PositiveThe New York Times Book Review... illuminating ... An oral history is only as good as its sources, and Texas Flood is thorough and far-reaching, with Vaughan’s bandmates, crew and family taking center stage ... If there’s a disappointment in the book, it’s the lack of Vaughan’s own voice. Aledort interviewed him several times during his lifetime, but since those conversations were focused on specific projects, the quotes pulled for Texas Flood don’t leave much impression. Both authors are accomplished musicians and longtime contributors to Guitar World magazine, so occasionally things get a little gear-heavy.
PositiveThe New York Times Book ReviewThere have been several previous attempts to tell Redding’s story, and there has been talk for decades of a biopic about this titan of soul. Gould runs up against the same limitations all these efforts have faced: The singer did only a couple of interviews, and there’s a fundamental lack of tension in the life of a person who virtually no one will say a bad word about ... Exhaustive research into Redding’s early years as a performer reveals both his dedication and his uncertain musical vision ... Gould makes a convincing case that, while Redding’s recordings are never less than compelling thanks to his remarkable voice, [Stax label boss] Jim Stewart’s shortcomings held Redding back as a songwriter and repeatedly stymied his popular momentum.
Laura Jane Grace

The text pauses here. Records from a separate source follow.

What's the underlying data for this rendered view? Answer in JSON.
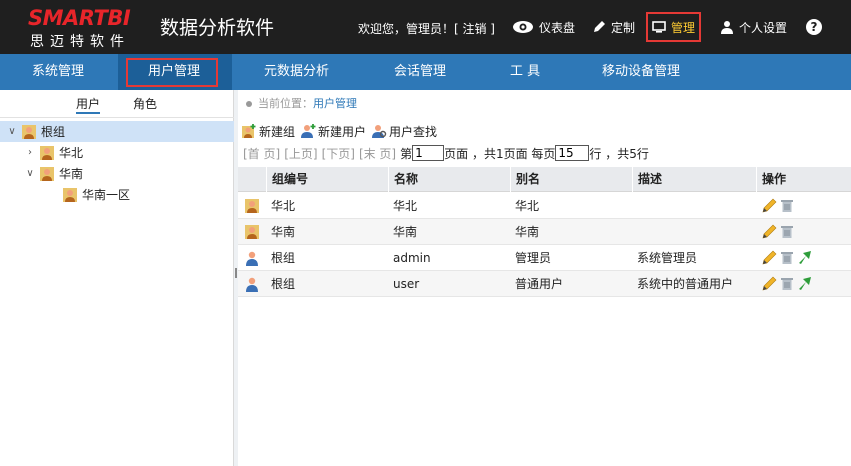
{
  "header": {
    "logo_main": "SMARTBI",
    "logo_sub": "思迈特软件",
    "app_title": "数据分析软件",
    "welcome": "欢迎您，管理员！[ 注销 ]",
    "dashboard": "仪表盘",
    "customize": "定制",
    "manage": "管理",
    "personal": "个人设置",
    "help": "?"
  },
  "nav": {
    "items": [
      "系统管理",
      "用户管理",
      "元数据分析",
      "会话管理",
      "工 具",
      "移动设备管理"
    ]
  },
  "left": {
    "tabs": [
      "用户",
      "角色"
    ],
    "tree": [
      {
        "label": "根组",
        "arrow": "v"
      },
      {
        "label": "华北",
        "arrow": ">"
      },
      {
        "label": "华南",
        "arrow": "v"
      },
      {
        "label": "华南一区",
        "arrow": ""
      }
    ]
  },
  "right": {
    "breadcrumb_prefix": "当前位置：",
    "breadcrumb_current": "用户管理",
    "toolbar": {
      "new_group": "新建组",
      "new_user": "新建用户",
      "find_user": "用户查找"
    },
    "pager": {
      "first": "[首 页]",
      "prev": "[上页]",
      "next": "[下页]",
      "last": "[末 页]",
      "page_label": "第",
      "page_value": "1",
      "page_suffix": "页面 ，共1页面 每页",
      "per_page_value": "15",
      "total": "行 ，共5行"
    },
    "columns": [
      "组编号",
      "名称",
      "别名",
      "描述",
      "操作"
    ],
    "rows": [
      {
        "type": "group",
        "group": "华北",
        "name": "华北",
        "alias": "华北",
        "desc": ""
      },
      {
        "type": "group",
        "group": "华南",
        "name": "华南",
        "alias": "华南",
        "desc": ""
      },
      {
        "type": "user",
        "group": "根组",
        "name": "admin",
        "alias": "管理员",
        "desc": "系统管理员"
      },
      {
        "type": "user",
        "group": "根组",
        "name": "user",
        "alias": "普通用户",
        "desc": "系统中的普通用户"
      }
    ]
  },
  "colors": {
    "header_bg": "#1f1f1f",
    "nav_bg": "#2e78b7",
    "highlight_box": "#e53935",
    "logo_red": "#e8252a"
  }
}
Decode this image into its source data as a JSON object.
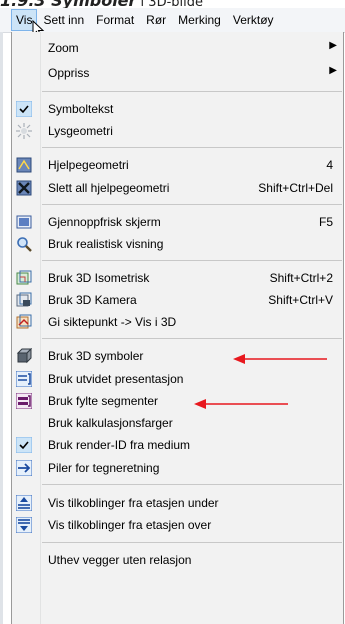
{
  "top_cut": {
    "text": "1.9.3 Symboler",
    "rest": " i 3D-bilde"
  },
  "menubar": {
    "items": [
      {
        "label": "Vis"
      },
      {
        "label": "Sett inn"
      },
      {
        "label": "Format"
      },
      {
        "label": "Rør"
      },
      {
        "label": "Merking"
      },
      {
        "label": "Verktøy"
      }
    ]
  },
  "menu": {
    "zoom": "Zoom",
    "oppriss": "Oppriss",
    "symboltekst": "Symboltekst",
    "lysgeometri": "Lysgeometri",
    "hjelpegeometri": "Hjelpegeometri",
    "hjelpegeometri_shortcut": "4",
    "slett_hjelpegeometri": "Slett all hjelpegeometri",
    "slett_hjelpegeometri_shortcut": "Shift+Ctrl+Del",
    "gjennoppfrisk": "Gjennoppfrisk skjerm",
    "gjennoppfrisk_shortcut": "F5",
    "realistisk": "Bruk realistisk visning",
    "isometrisk": "Bruk 3D Isometrisk",
    "isometrisk_shortcut": "Shift+Ctrl+2",
    "kamera": "Bruk 3D Kamera",
    "kamera_shortcut": "Shift+Ctrl+V",
    "siktepunkt": "Gi siktepunkt -> Vis i 3D",
    "symboler3d": "Bruk 3D symboler",
    "utvidet": "Bruk utvidet presentasjon",
    "fylte": "Bruk fylte segmenter",
    "kalkulasjon": "Bruk kalkulasjonsfarger",
    "renderid": "Bruk render-ID fra medium",
    "piler": "Piler for tegneretning",
    "tilk_under": "Vis tilkoblinger fra etasjen under",
    "tilk_over": "Vis tilkoblinger fra etasjen over",
    "uthev": "Uthev vegger uten relasjon"
  },
  "colors": {
    "highlight": "#cce4f7",
    "annotation": "#e8181e",
    "menu_bg": "#f2f2f2"
  }
}
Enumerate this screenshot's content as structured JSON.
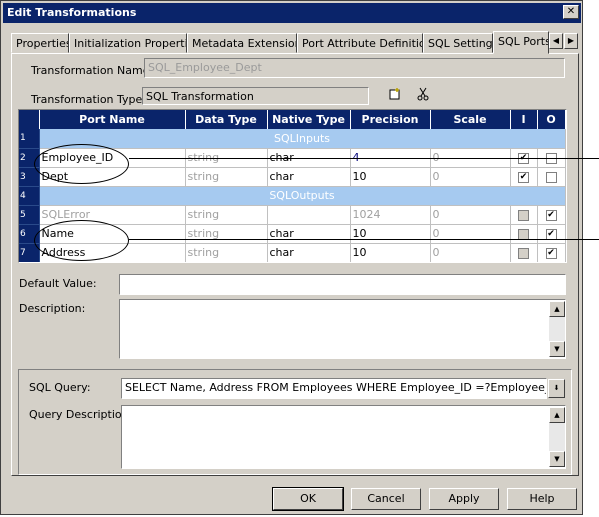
{
  "window": {
    "title": "Edit Transformations",
    "close_glyph": "✕"
  },
  "tabs": [
    "Properties",
    "Initialization Properties",
    "Metadata Extensions",
    "Port Attribute Definitions",
    "SQL Settings",
    "SQL Ports"
  ],
  "tab_scroll": {
    "left": "◀",
    "right": "▶"
  },
  "form": {
    "name_label": "Transformation Name:",
    "name_value": "SQL_Employee_Dept",
    "type_label": "Transformation Type:",
    "type_value": "SQL Transformation"
  },
  "toolbar_icons": [
    "new-port-icon",
    "cut-icon"
  ],
  "grid": {
    "headers": [
      "Port Name",
      "Data Type",
      "Native Type",
      "Precision",
      "Scale",
      "I",
      "O"
    ],
    "rows": [
      {
        "num": "1",
        "group": "SQLInputs"
      },
      {
        "num": "2",
        "name": "Employee_ID",
        "dtype": "string",
        "native": "char",
        "precision": "4",
        "scale": "0",
        "i": "checked",
        "o": "unchecked"
      },
      {
        "num": "3",
        "name": "Dept",
        "dtype": "string",
        "native": "char",
        "precision": "10",
        "scale": "0",
        "i": "checked",
        "o": "unchecked"
      },
      {
        "num": "4",
        "group": "SQLOutputs"
      },
      {
        "num": "5",
        "name": "SQLError",
        "dtype": "string",
        "native": "",
        "precision": "1024",
        "scale": "0",
        "i": "disabled",
        "o": "checked",
        "disabled": true
      },
      {
        "num": "6",
        "name": "Name",
        "dtype": "string",
        "native": "char",
        "precision": "10",
        "scale": "0",
        "i": "disabled",
        "o": "checked"
      },
      {
        "num": "7",
        "name": "Address",
        "dtype": "string",
        "native": "char",
        "precision": "10",
        "scale": "0",
        "i": "disabled",
        "o": "checked"
      }
    ]
  },
  "default_value": {
    "label": "Default Value:",
    "value": ""
  },
  "description": {
    "label": "Description:",
    "value": ""
  },
  "sql_query": {
    "label": "SQL Query:",
    "value": "SELECT Name, Address FROM Employees WHERE Employee_ID =?Employee_ID? and Dept"
  },
  "query_description": {
    "label": "Query Description:",
    "value": ""
  },
  "buttons": {
    "ok": "OK",
    "cancel": "Cancel",
    "apply": "Apply",
    "help": "Help"
  }
}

PositiveThe New York Times Book ReviewThe real power of Tranny comes from Grace’s journal entries, which tell the real-time story of a quest for self that winds through addiction, divorce and, ultimately, action to address the agonizing dysphoria. The diaries are painfully repetitive, yearning for a path between shame and wholeness.

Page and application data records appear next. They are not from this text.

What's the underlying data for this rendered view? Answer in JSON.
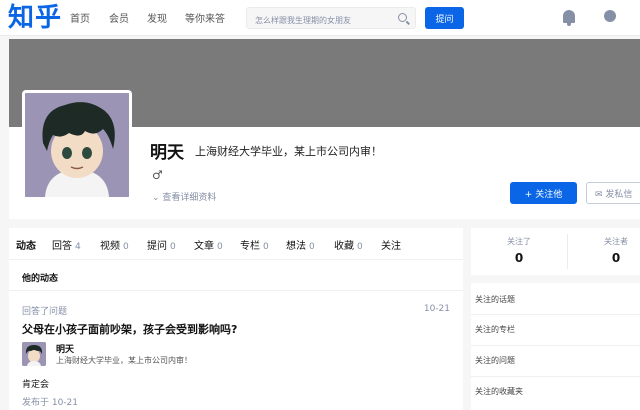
{
  "header": {
    "logo": "知乎",
    "nav": [
      "首页",
      "会员",
      "发现",
      "等你来答"
    ],
    "search_placeholder": "怎么样跟我生理期的女朋友",
    "ask_label": "提问"
  },
  "profile": {
    "name": "明天",
    "headline": "上海财经大学毕业，某上市公司内审！",
    "gender_symbol": "♂",
    "detail_link": "查看详细资料",
    "follow_label": "+ 关注他",
    "message_label": "发私信"
  },
  "tabs": [
    {
      "label": "动态",
      "count": ""
    },
    {
      "label": "回答",
      "count": "4"
    },
    {
      "label": "视频",
      "count": "0"
    },
    {
      "label": "提问",
      "count": "0"
    },
    {
      "label": "文章",
      "count": "0"
    },
    {
      "label": "专栏",
      "count": "0"
    },
    {
      "label": "想法",
      "count": "0"
    },
    {
      "label": "收藏",
      "count": "0"
    },
    {
      "label": "关注",
      "count": ""
    }
  ],
  "activity": {
    "section_title": "他的动态",
    "type": "回答了问题",
    "date": "10-21",
    "question_title": "父母在小孩子面前吵架，孩子会受到影响吗?",
    "author_name": "明天",
    "author_headline": "上海财经大学毕业，某上市公司内审！",
    "answer_excerpt": "肯定会",
    "published": "发布于 10-21"
  },
  "sidebar": {
    "following_label": "关注了",
    "following_count": "0",
    "followers_label": "关注者",
    "followers_count": "0",
    "items": [
      "关注的话题",
      "关注的专栏",
      "关注的问题",
      "关注的收藏夹"
    ]
  },
  "colors": {
    "brand": "#0a66e6",
    "cover": "#7a7a7a",
    "muted": "#8590a6"
  }
}
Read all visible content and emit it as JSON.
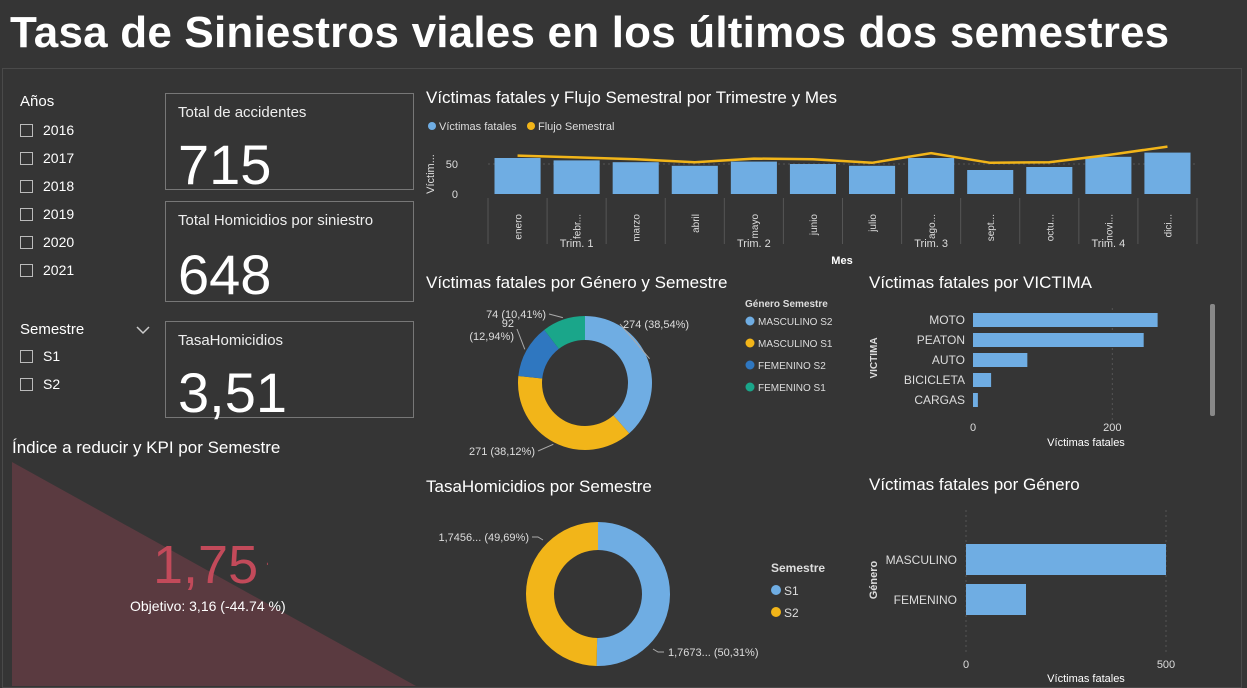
{
  "page": {
    "title": "Tasa de Siniestros viales en los últimos dos semestres"
  },
  "years_slicer": {
    "title": "Años",
    "items": [
      "2016",
      "2017",
      "2018",
      "2019",
      "2020",
      "2021"
    ]
  },
  "semester_slicer": {
    "title": "Semestre",
    "items": [
      "S1",
      "S2"
    ]
  },
  "cards": [
    {
      "label": "Total de accidentes",
      "value": "715"
    },
    {
      "label": "Total Homicidios por siniestro",
      "value": "648"
    },
    {
      "label": "TasaHomicidios",
      "value": "3,51"
    }
  ],
  "kpi": {
    "title": "Índice a reducir y KPI por Semestre",
    "value": "1,75",
    "target_text": "Objetivo: 3,16 (-44.74 %)",
    "color": "#c24a5a"
  },
  "colors": {
    "blue": "#6fade3",
    "yellow": "#f2b519",
    "dark_blue": "#2f77c0",
    "teal": "#1aa68a",
    "kpi_bg": "#5a3a40"
  },
  "chart_data": [
    {
      "id": "monthly",
      "type": "bar",
      "title": "Víctimas fatales y Flujo Semestral por Trimestre y Mes",
      "ylabel": "Víctim...",
      "xlabel": "Mes",
      "categories": [
        "enero",
        "febr...",
        "marzo",
        "abril",
        "mayo",
        "junio",
        "julio",
        "ago...",
        "sept...",
        "octu...",
        "novi...",
        "dici..."
      ],
      "quarters": [
        "Trim. 1",
        "Trim. 2",
        "Trim. 3",
        "Trim. 4"
      ],
      "y_ticks": [
        0,
        50
      ],
      "ylim": [
        0,
        85
      ],
      "legend": [
        "Víctimas fatales",
        "Flujo Semestral"
      ],
      "series": [
        {
          "name": "Víctimas fatales",
          "values": [
            60,
            56,
            53,
            47,
            54,
            50,
            47,
            60,
            40,
            45,
            62,
            69
          ]
        },
        {
          "name": "Flujo Semestral",
          "values": [
            64,
            61,
            58,
            53,
            59,
            58,
            52,
            68,
            52,
            53,
            65,
            79
          ]
        }
      ]
    },
    {
      "id": "genero_semestre",
      "type": "pie",
      "title": "Víctimas fatales por Género y Semestre",
      "legend_title": "Género Semestre",
      "labels": [
        "MASCULINO S2",
        "MASCULINO S1",
        "FEMENINO S2",
        "FEMENINO S1"
      ],
      "values": [
        274,
        271,
        92,
        74
      ],
      "data_labels": [
        "274 (38,54%)",
        "271 (38,12%)",
        "92\n(12,94%)",
        "74 (10,41%)"
      ]
    },
    {
      "id": "victima",
      "type": "bar",
      "orientation": "horizontal",
      "title": "Víctimas fatales por VICTIMA",
      "ylabel": "VICTIMA",
      "xlabel": "Víctimas fatales",
      "categories": [
        "MOTO",
        "PEATON",
        "AUTO",
        "BICICLETA",
        "CARGAS"
      ],
      "values": [
        265,
        245,
        78,
        26,
        7
      ],
      "x_ticks": [
        0,
        200
      ],
      "xlim": [
        0,
        300
      ]
    },
    {
      "id": "tasa_semestre",
      "type": "pie",
      "title": "TasaHomicidios por Semestre",
      "legend_title": "Semestre",
      "labels": [
        "S1",
        "S2"
      ],
      "values": [
        1.7673,
        1.7456
      ],
      "data_labels": [
        "1,7673... (50,31%)",
        "1,7456... (49,69%)"
      ]
    },
    {
      "id": "genero",
      "type": "bar",
      "orientation": "horizontal",
      "title": "Víctimas fatales por Género",
      "ylabel": "Género",
      "xlabel": "Víctimas fatales",
      "categories": [
        "MASCULINO",
        "FEMENINO"
      ],
      "values": [
        500,
        150
      ],
      "x_ticks": [
        0,
        500
      ],
      "xlim": [
        0,
        500
      ]
    }
  ]
}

Peter Ames Carlin
PositiveThe New York Times Book Review...the thoroughly researched and solidly told Homeward Bound reveals many sides of a complicated, ambitious, insecure figure ... his love for Simon’s towering accomplishments as a songwriter is clear. He’s especially insightful examining the colossal Broadway flop of The Capeman.
Brian Wilson with Ben Greenman

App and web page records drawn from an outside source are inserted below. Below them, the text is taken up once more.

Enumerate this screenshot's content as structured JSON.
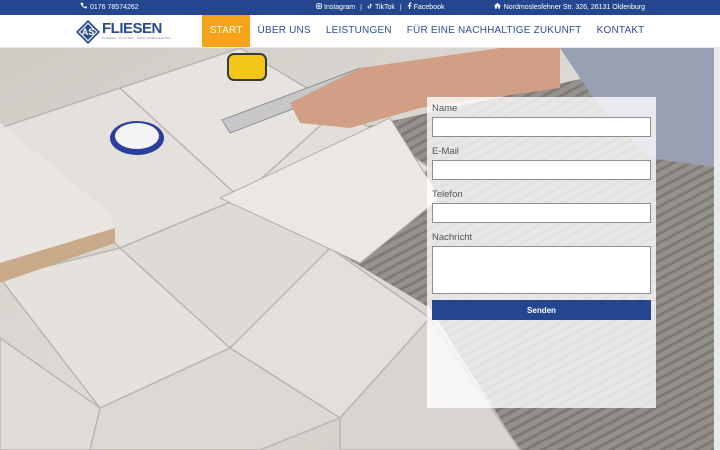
{
  "topbar": {
    "phone": "0176 78574262",
    "social": [
      "Instagram",
      "TikTok",
      "Facebook"
    ],
    "separator": "|",
    "address": "Nordmoslesfehner Str. 326, 26131 Oldenburg"
  },
  "logo": {
    "initials": "AS",
    "brand": "FLIESEN",
    "tagline": "FLIESEN · PLATTEN · MOSAIKVERLEGUNG"
  },
  "nav": {
    "items": [
      {
        "label": "START"
      },
      {
        "label": "ÜBER UNS"
      },
      {
        "label": "LEISTUNGEN"
      },
      {
        "label": "FÜR EINE NACHHALTIGE ZUKUNFT"
      },
      {
        "label": "KONTAKT"
      }
    ]
  },
  "form": {
    "name_label": "Name",
    "email_label": "E-Mail",
    "phone_label": "Telefon",
    "message_label": "Nachricht",
    "name_value": "",
    "email_value": "",
    "phone_value": "",
    "message_value": "",
    "submit_label": "Senden"
  },
  "colors": {
    "brand_blue": "#24468f",
    "accent_orange": "#f7a21b"
  }
}
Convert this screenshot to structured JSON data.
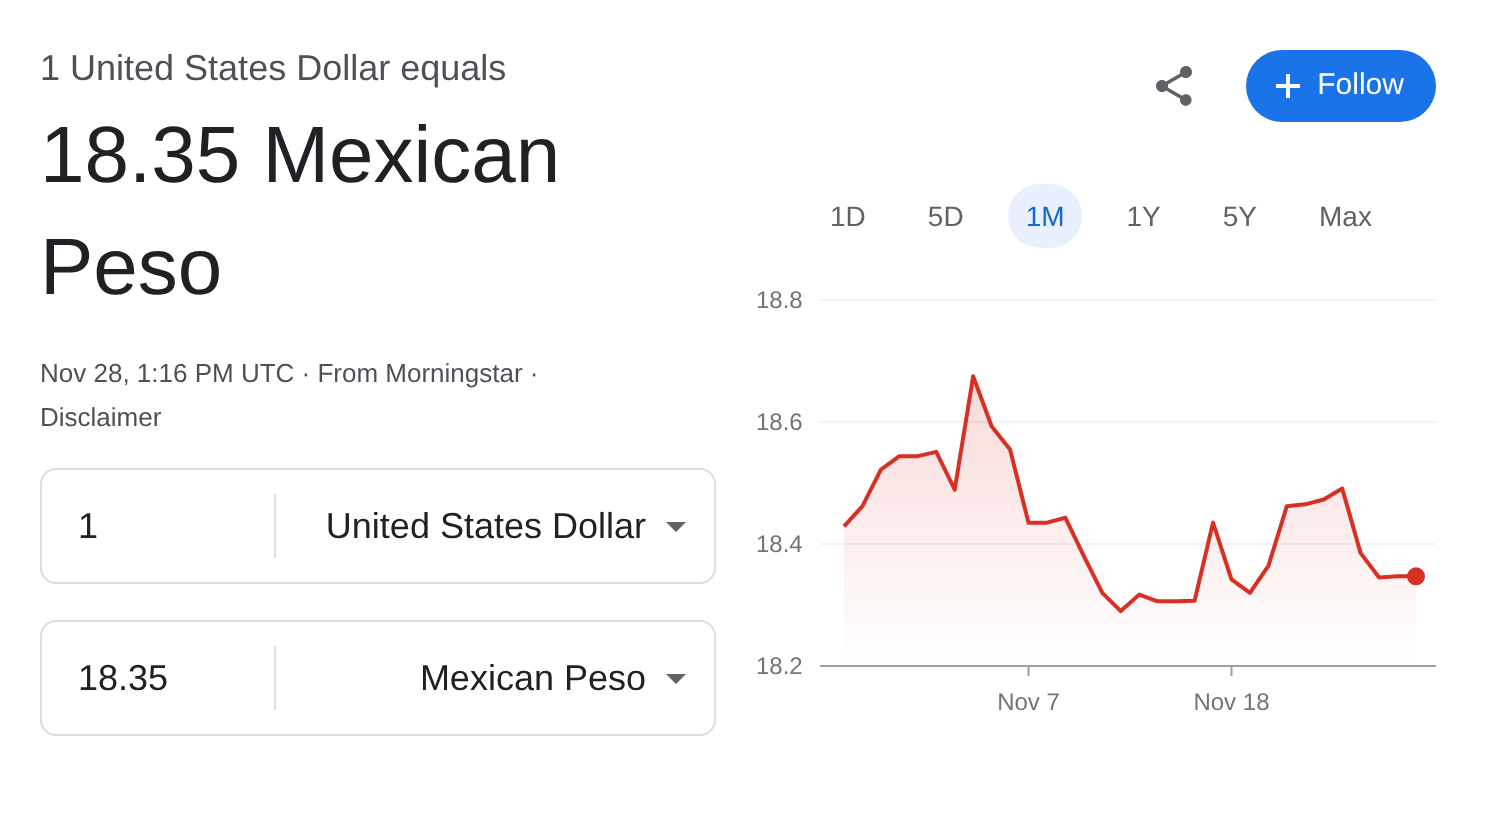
{
  "header": {
    "equals_text": "1 United States Dollar equals",
    "result": "18.35 Mexican Peso",
    "source": "Nov 28, 1:16 PM UTC · From Morningstar · Disclaimer"
  },
  "follow_button": {
    "label": "Follow"
  },
  "converter": [
    {
      "amount": "1",
      "currency": "United States Dollar"
    },
    {
      "amount": "18.35",
      "currency": "Mexican Peso"
    }
  ],
  "ranges": [
    {
      "label": "1D",
      "selected": false
    },
    {
      "label": "5D",
      "selected": false
    },
    {
      "label": "1M",
      "selected": true
    },
    {
      "label": "1Y",
      "selected": false
    },
    {
      "label": "5Y",
      "selected": false
    },
    {
      "label": "Max",
      "selected": false
    }
  ],
  "chart_data": {
    "type": "area",
    "categories": [
      null,
      null,
      null,
      null,
      null,
      null,
      null,
      null,
      null,
      null,
      "Nov 7",
      null,
      null,
      null,
      null,
      null,
      null,
      null,
      null,
      null,
      null,
      "Nov 18",
      null,
      null,
      null,
      null,
      null,
      null,
      null,
      null,
      null,
      null
    ],
    "series": [
      {
        "color": "#d93025",
        "values": [
          18.429,
          18.462,
          18.522,
          18.544,
          18.544,
          18.551,
          18.489,
          18.675,
          18.593,
          18.555,
          18.435,
          18.435,
          18.443,
          18.38,
          18.32,
          18.29,
          18.317,
          18.306,
          18.306,
          18.307,
          18.435,
          18.342,
          18.32,
          18.364,
          18.462,
          18.465,
          18.473,
          18.491,
          18.385,
          18.345,
          18.347,
          18.347
        ]
      }
    ],
    "ylim": [
      18.2,
      18.8
    ],
    "yticks": [
      18.2,
      18.4,
      18.6,
      18.8
    ]
  }
}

MixedThe New York Times Book ReviewThe troubled, brilliant, oft-mythologized Wilson makes for a particularly intriguing case study, and if his memoir doesn’t add up to a grand unified theory, it does offer some fascinating glimpses under the hood ... The recounting of the big Beach Boys moments in I Am Brian Wilson is mostly rote ... At its best, I Am Brian Wilson has an odd, unpredictable rhythm, looping back to a few touchstone events and jumping back and forth through time with thoughts that aren’t always linear. It’s in the throwaway moments that Wilson fleetingly snaps into focus.
PositiveThe New York Times Book ReviewBeyond the often hilarious, sometimes heartbreaking circumstances behind these feuds, though, Your Favorite Band Is Killing Me is really about the allure of our obsessive duality ... Every chapter swings for the fences, especially since Hyden makes clear that he is setting out to challenge any conventional wisdom or unquestioned paradigms. As a result, when he misses, he misses big ... Mostly, though, Your Favorite Band Is Killing Me connects the dots on music history in new and intriguing ways. Hyden reminds us why we invest so much in these competitions, how they help shape identity for so many of us, while never losing sight of how silly they can be.